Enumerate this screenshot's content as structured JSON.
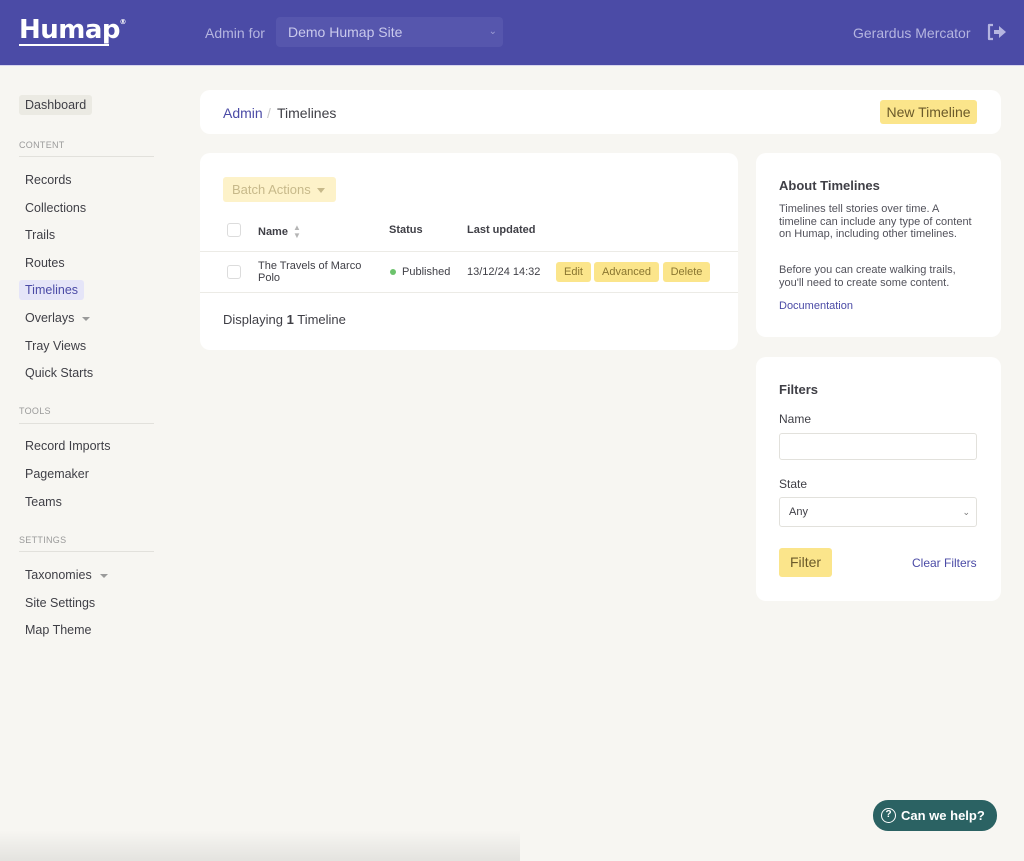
{
  "header": {
    "logo": "Humap",
    "logo_mark": "®",
    "admin_for_label": "Admin for",
    "site_select_value": "Demo Humap Site",
    "user_name": "Gerardus Mercator",
    "logout_icon": "sign-out-icon"
  },
  "sidebar": {
    "dashboard": "Dashboard",
    "sections": [
      {
        "heading": "CONTENT",
        "items": [
          {
            "label": "Records"
          },
          {
            "label": "Collections"
          },
          {
            "label": "Trails"
          },
          {
            "label": "Routes"
          },
          {
            "label": "Timelines",
            "active": true
          },
          {
            "label": "Overlays",
            "has_dropdown": true
          },
          {
            "label": "Tray Views"
          },
          {
            "label": "Quick Starts"
          }
        ]
      },
      {
        "heading": "TOOLS",
        "items": [
          {
            "label": "Record Imports"
          },
          {
            "label": "Pagemaker"
          },
          {
            "label": "Teams"
          }
        ]
      },
      {
        "heading": "SETTINGS",
        "items": [
          {
            "label": "Taxonomies",
            "has_dropdown": true
          },
          {
            "label": "Site Settings"
          },
          {
            "label": "Map Theme"
          }
        ]
      }
    ]
  },
  "breadcrumb": {
    "root": "Admin",
    "separator": "/",
    "current": "Timelines",
    "new_button": "New Timeline"
  },
  "list": {
    "batch_actions": "Batch Actions",
    "columns": {
      "name": "Name",
      "status": "Status",
      "last_updated": "Last updated"
    },
    "rows": [
      {
        "name": "The Travels of Marco Polo",
        "status": "Published",
        "status_color": "#6cc36c",
        "last_updated": "13/12/24 14:32",
        "actions": [
          "Edit",
          "Advanced",
          "Delete"
        ]
      }
    ],
    "footer_prefix": "Displaying",
    "footer_count": "1",
    "footer_suffix": "Timeline"
  },
  "about": {
    "title": "About Timelines",
    "paragraph1": "Timelines tell stories over time. A timeline can include any type of content on Humap, including other timelines.",
    "paragraph2": "Before you can create walking trails, you'll need to create some content.",
    "link": "Documentation"
  },
  "filters": {
    "title": "Filters",
    "name_label": "Name",
    "name_value": "",
    "state_label": "State",
    "state_value": "Any",
    "filter_button": "Filter",
    "clear_link": "Clear Filters"
  },
  "help": {
    "label": "Can we help?",
    "icon": "?"
  },
  "colors": {
    "brand": "#4b4ba6",
    "accent_yellow": "#fbe58b",
    "help_teal": "#2b6263",
    "background": "#f7f6f2"
  }
}
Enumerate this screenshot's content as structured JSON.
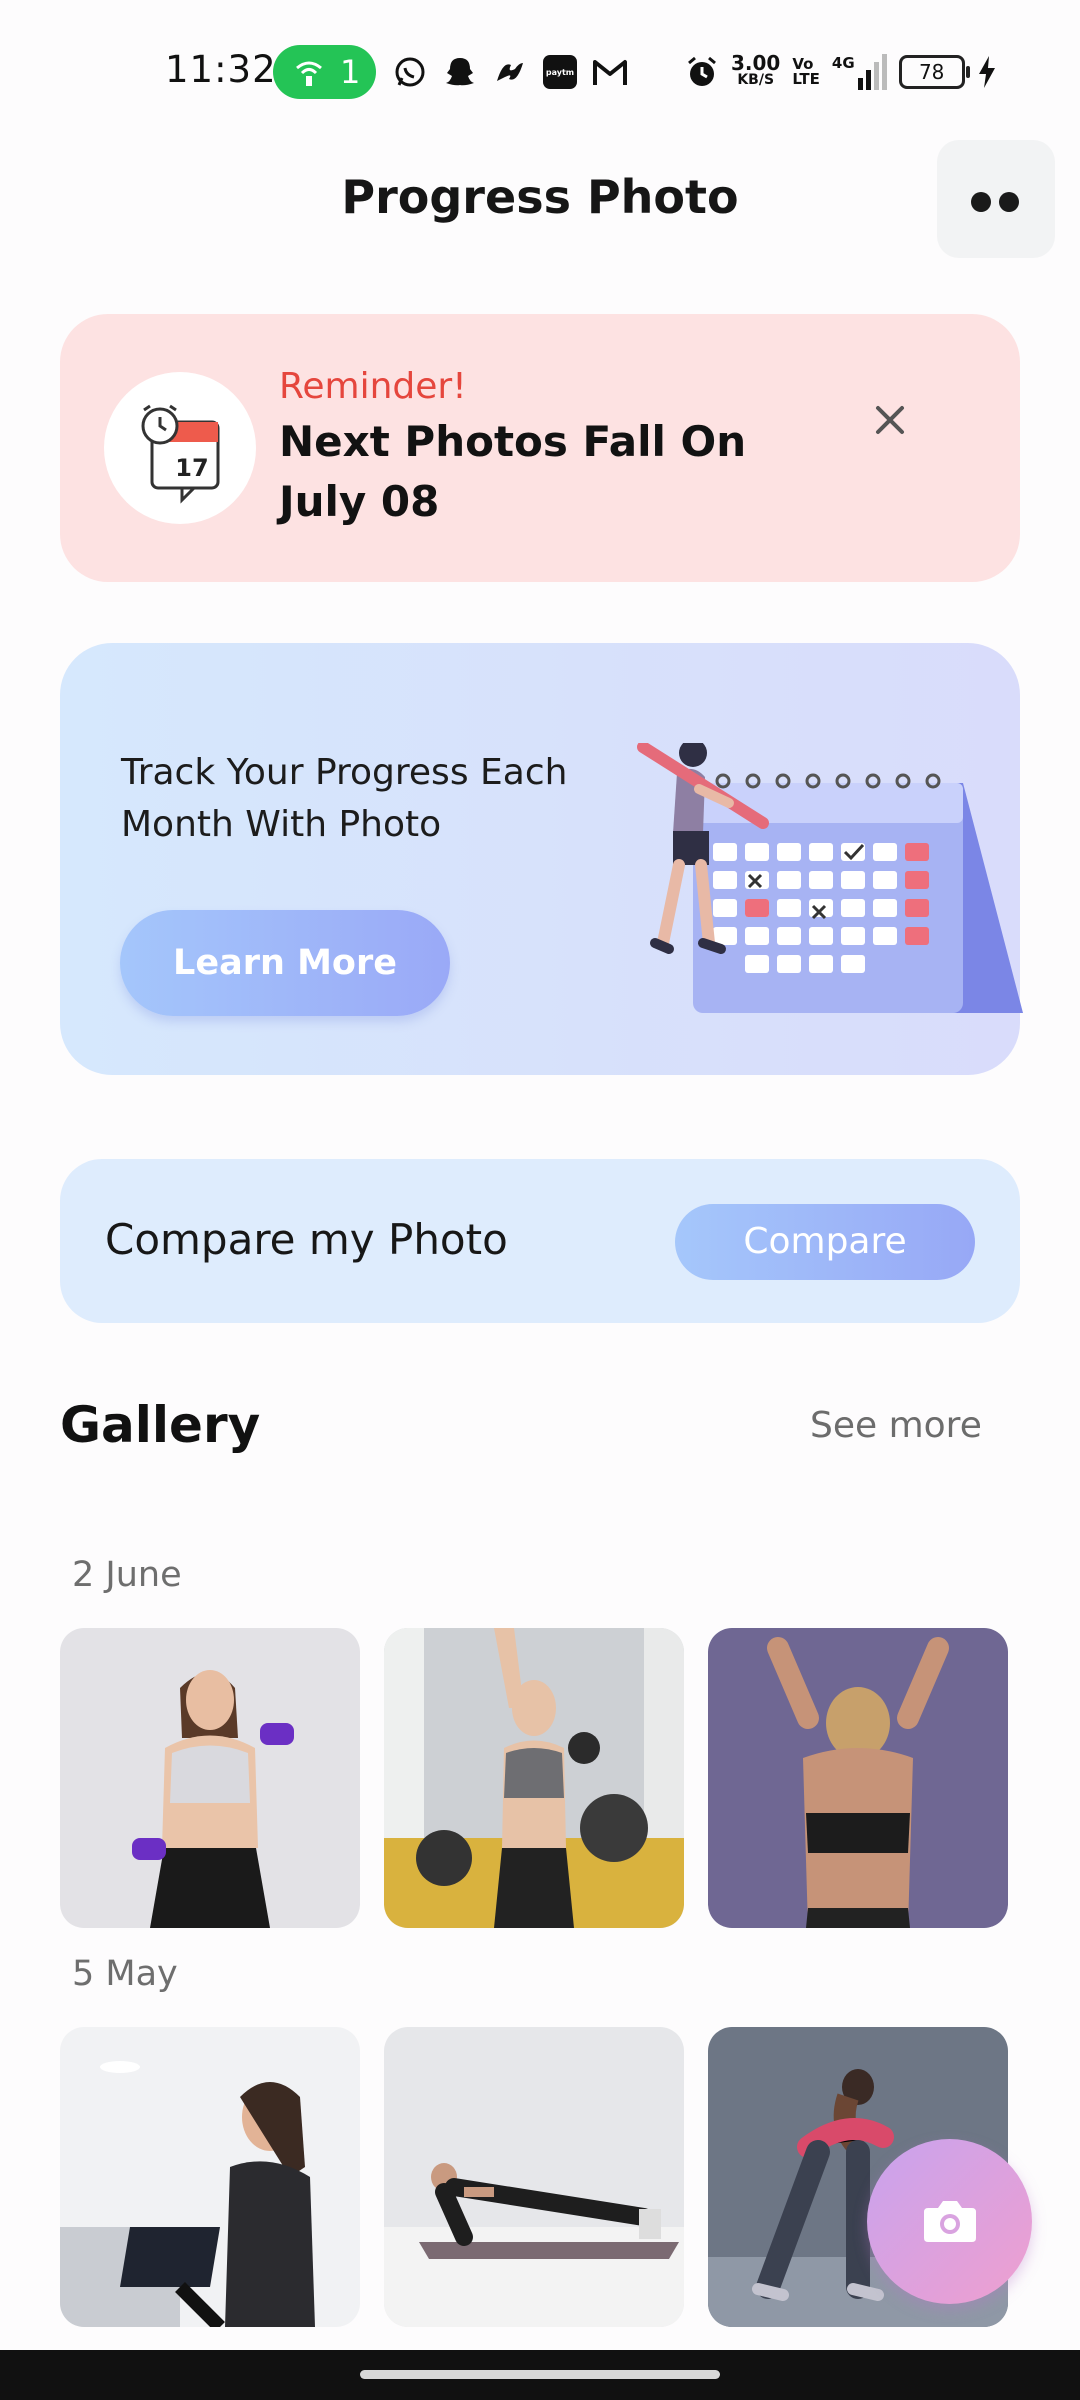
{
  "status_bar": {
    "time": "11:32",
    "hotspot_count": "1",
    "speed_value": "3.00",
    "speed_unit": "KB/S",
    "volte_top": "Vo",
    "volte_bottom": "LTE",
    "network": "4G",
    "battery": "78",
    "icons": [
      "whatsapp-icon",
      "snapchat-icon",
      "app-icon",
      "paytm-icon",
      "gmail-icon",
      "alarm-icon",
      "signal-icon",
      "charging-icon"
    ]
  },
  "header": {
    "title": "Progress Photo",
    "more_icon": "two-dots-menu-icon"
  },
  "reminder": {
    "label": "Reminder!",
    "text": "Next Photos Fall On July 08",
    "calendar_day": "17",
    "close_icon": "close-icon"
  },
  "banner": {
    "text": "Track Your Progress Each Month With Photo",
    "button_label": "Learn More"
  },
  "compare": {
    "label": "Compare my Photo",
    "button_label": "Compare"
  },
  "gallery": {
    "title": "Gallery",
    "see_more": "See more",
    "groups": [
      {
        "date": "2 June",
        "photos": [
          "woman-with-dumbbells-photo",
          "woman-lifting-dumbbell-gym-photo",
          "woman-back-view-photo"
        ]
      },
      {
        "date": "5 May",
        "photos": [
          "woman-on-exercise-bike-photo",
          "woman-plank-photo",
          "woman-stretching-photo"
        ]
      }
    ]
  },
  "fab": {
    "icon": "camera-icon"
  },
  "colors": {
    "reminder_bg": "#fde2e2",
    "reminder_accent": "#e5463d",
    "banner_bg": "#d7e4fc",
    "compare_bg": "#deecfd",
    "button_gradient_start": "#a4c6fb",
    "button_gradient_end": "#9aa9f7",
    "fab_gradient_start": "#c8a3ee",
    "fab_gradient_end": "#ef9fcf"
  }
}
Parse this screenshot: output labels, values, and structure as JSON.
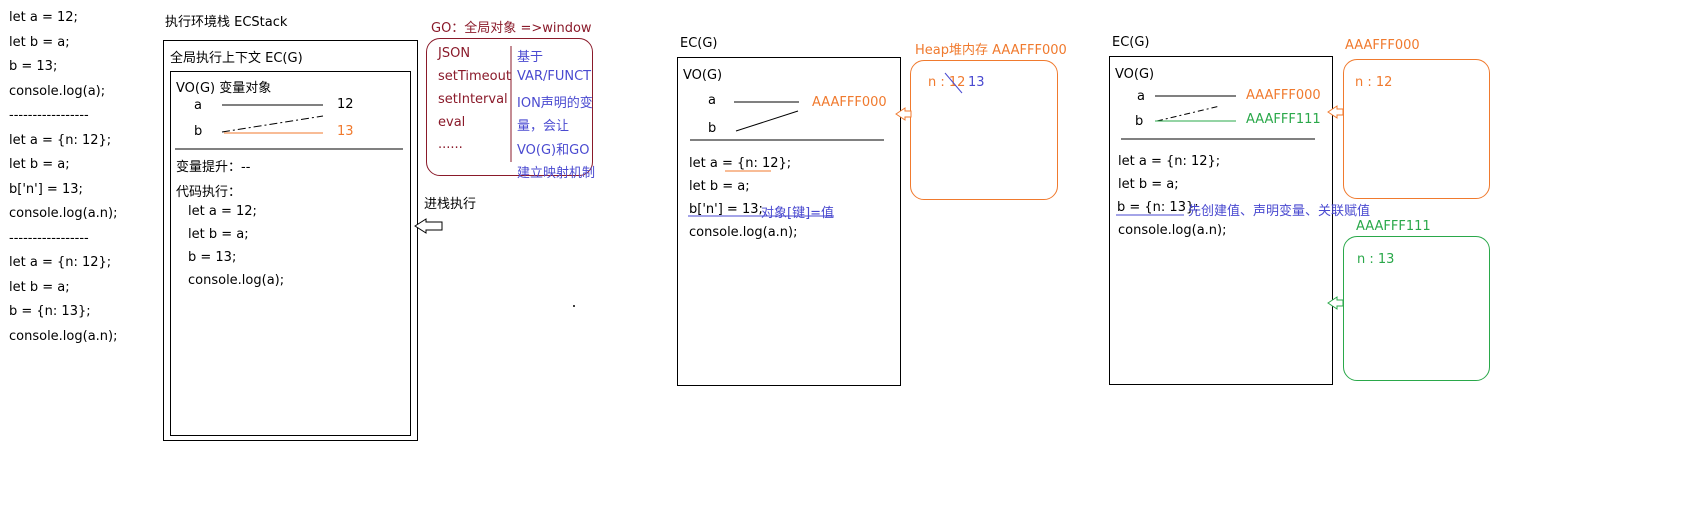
{
  "left_code": [
    "let a = 12;",
    "let b = a;",
    "b = 13;",
    "console.log(a);",
    "-----------------",
    "let a = {n: 12};",
    "let b = a;",
    "b['n'] = 13;",
    "console.log(a.n);",
    "-----------------",
    "let a = {n: 12};",
    "let b = a;",
    "b = {n: 13};",
    "console.log(a.n);"
  ],
  "stack": {
    "title": "执行环境栈  ECStack",
    "ec_title": "全局执行上下文  EC(G)",
    "vo_title": "VO(G)  变量对象",
    "var_a": "a",
    "var_b": "b",
    "val_a": "12",
    "val_b": "13",
    "hoist": "变量提升：--",
    "exec_title": "代码执行：",
    "exec_lines": [
      "let a = 12;",
      "let b = a;",
      "b = 13;",
      "console.log(a);"
    ],
    "push_label": "进栈执行"
  },
  "go": {
    "title": "GO：全局对象 =>window",
    "items": [
      "JSON",
      "setTimeout",
      "setInterval",
      "eval",
      "......"
    ],
    "note_lines": [
      "基于",
      "VAR/FUNCT",
      "ION声明的变",
      "量，会让",
      "VO(G)和GO",
      "建立映射机制"
    ]
  },
  "ex2": {
    "ec_label": "EC(G)",
    "vo_title": "VO(G)",
    "var_a": "a",
    "var_b": "b",
    "address": "AAAFFF000",
    "code_lines": [
      "let a = {n: 12};",
      "let b = a;",
      "b['n'] = 13;",
      "console.log(a.n);"
    ],
    "note": "对象[键]=值",
    "heap_title": "Heap堆内存  AAAFFF000",
    "heap_old": "n : 12",
    "heap_new": "13"
  },
  "ex3": {
    "ec_label": "EC(G)",
    "vo_title": "VO(G)",
    "var_a": "a",
    "var_b": "b",
    "address_a": "AAAFFF000",
    "address_b": "AAAFFF111",
    "code_lines": [
      "let a = {n: 12};",
      "let b = a;",
      "b = {n: 13};",
      "console.log(a.n);"
    ],
    "note": "先创建值、声明变量、关联赋值",
    "heap1_title": "AAAFFF000",
    "heap1_content": "n : 12",
    "heap2_title": "AAAFFF111",
    "heap2_content": "n : 13"
  },
  "colors": {
    "orange": "#f07a2e",
    "blue": "#4a4ad0",
    "green": "#2aa84a",
    "darkred": "#8a1a2a"
  }
}
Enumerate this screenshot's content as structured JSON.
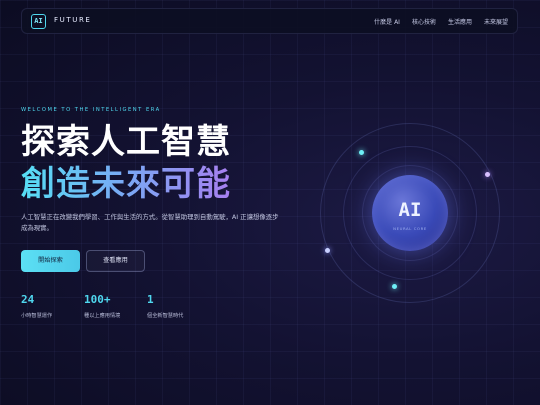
{
  "nav": {
    "logo_mark": "AI",
    "brand": "FUTURE",
    "links": [
      "什麼是 AI",
      "核心技術",
      "生活應用",
      "未來展望"
    ]
  },
  "hero": {
    "eyebrow": "WELCOME TO THE INTELLIGENT ERA",
    "title_line1": "探索人工智慧",
    "title_line2": "創造未來可能",
    "description": "人工智慧正在改變我們學習、工作與生活的方式。從智慧助理到自動駕駛，AI 正讓想像逐步成為現實。",
    "primary_button": "開始探索",
    "secondary_button": "查看應用"
  },
  "stats": [
    {
      "value": "24",
      "label": "小時智慧運作"
    },
    {
      "value": "100+",
      "label": "種以上應用情境"
    },
    {
      "value": "1",
      "label": "個全新智慧時代"
    }
  ],
  "visual": {
    "core_label": "AI",
    "core_sublabel": "NEURAL CORE"
  },
  "colors": {
    "accent_cyan": "#4fd7ee",
    "accent_purple": "#a77ff0",
    "background": "#131232"
  }
}
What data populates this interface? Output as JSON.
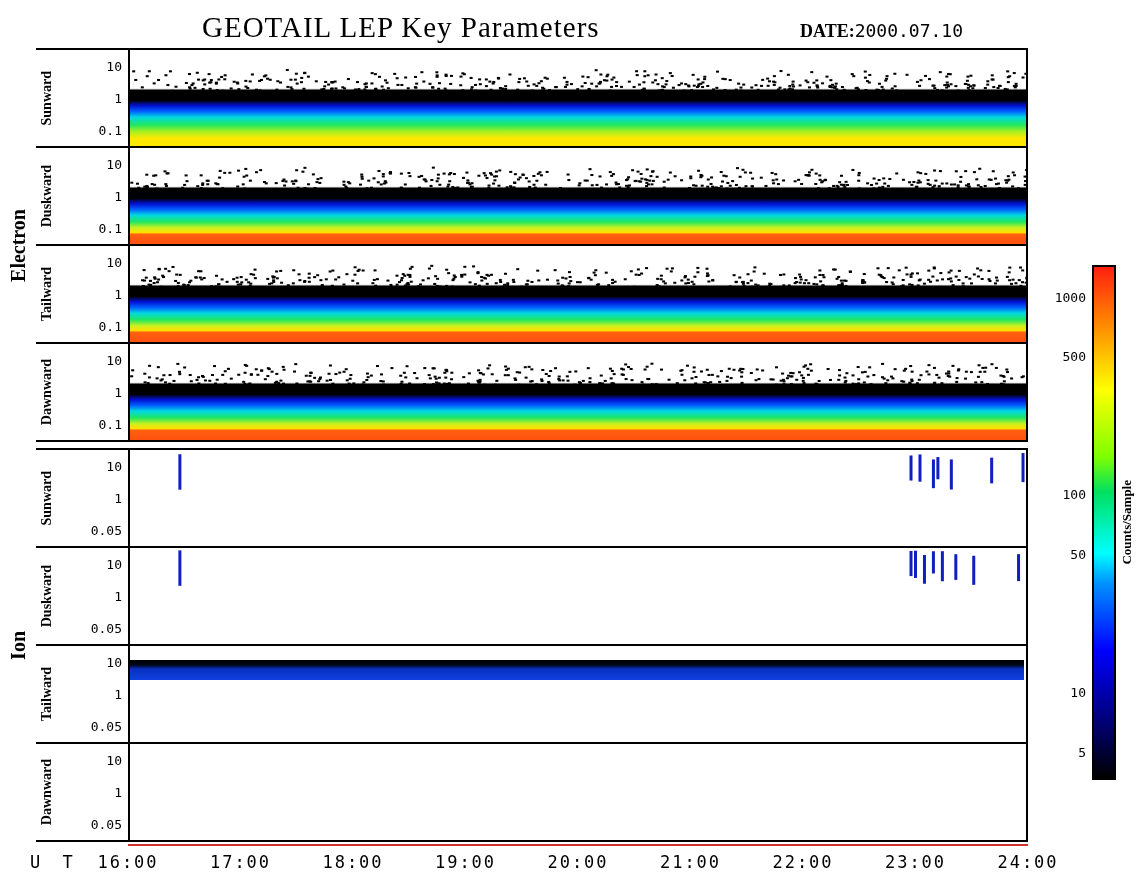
{
  "title": "GEOTAIL LEP Key Parameters",
  "date": {
    "label": "DATE:",
    "value": "2000.07.10"
  },
  "groups": [
    {
      "name": "Electron",
      "panels": [
        {
          "direction": "Sunward",
          "kind": "spectrum",
          "yticks": [
            "10",
            "1",
            "0.1"
          ]
        },
        {
          "direction": "Duskward",
          "kind": "spectrum",
          "yticks": [
            "10",
            "1",
            "0.1"
          ]
        },
        {
          "direction": "Tailward",
          "kind": "spectrum",
          "yticks": [
            "10",
            "1",
            "0.1"
          ]
        },
        {
          "direction": "Dawnward",
          "kind": "spectrum",
          "yticks": [
            "10",
            "1",
            "0.1"
          ]
        }
      ]
    },
    {
      "name": "Ion",
      "panels": [
        {
          "direction": "Sunward",
          "kind": "bursts",
          "yticks": [
            "10",
            "1",
            "0.05"
          ]
        },
        {
          "direction": "Duskward",
          "kind": "bursts",
          "yticks": [
            "10",
            "1",
            "0.05"
          ]
        },
        {
          "direction": "Tailward",
          "kind": "band",
          "yticks": [
            "10",
            "1",
            "0.05"
          ]
        },
        {
          "direction": "Dawnward",
          "kind": "empty",
          "yticks": [
            "10",
            "1",
            "0.05"
          ]
        }
      ]
    }
  ],
  "time_axis": {
    "label": "U T",
    "ticks": [
      "16:00",
      "17:00",
      "18:00",
      "19:00",
      "20:00",
      "21:00",
      "22:00",
      "23:00",
      "24:00"
    ]
  },
  "colorbar": {
    "title": "Counts/Sample",
    "ticks": [
      "1000",
      "500",
      "100",
      "50",
      "10",
      "5"
    ]
  }
}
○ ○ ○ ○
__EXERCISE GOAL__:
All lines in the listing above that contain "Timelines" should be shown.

__RESPONSE BELOW__:
            "label": "Timelines",
    "current": "Timelines",
    "title": "About Timelines",
    "paragraph1": "Timelines tell stories over time. A timeline can include any type of content on Humap, including other timelines.",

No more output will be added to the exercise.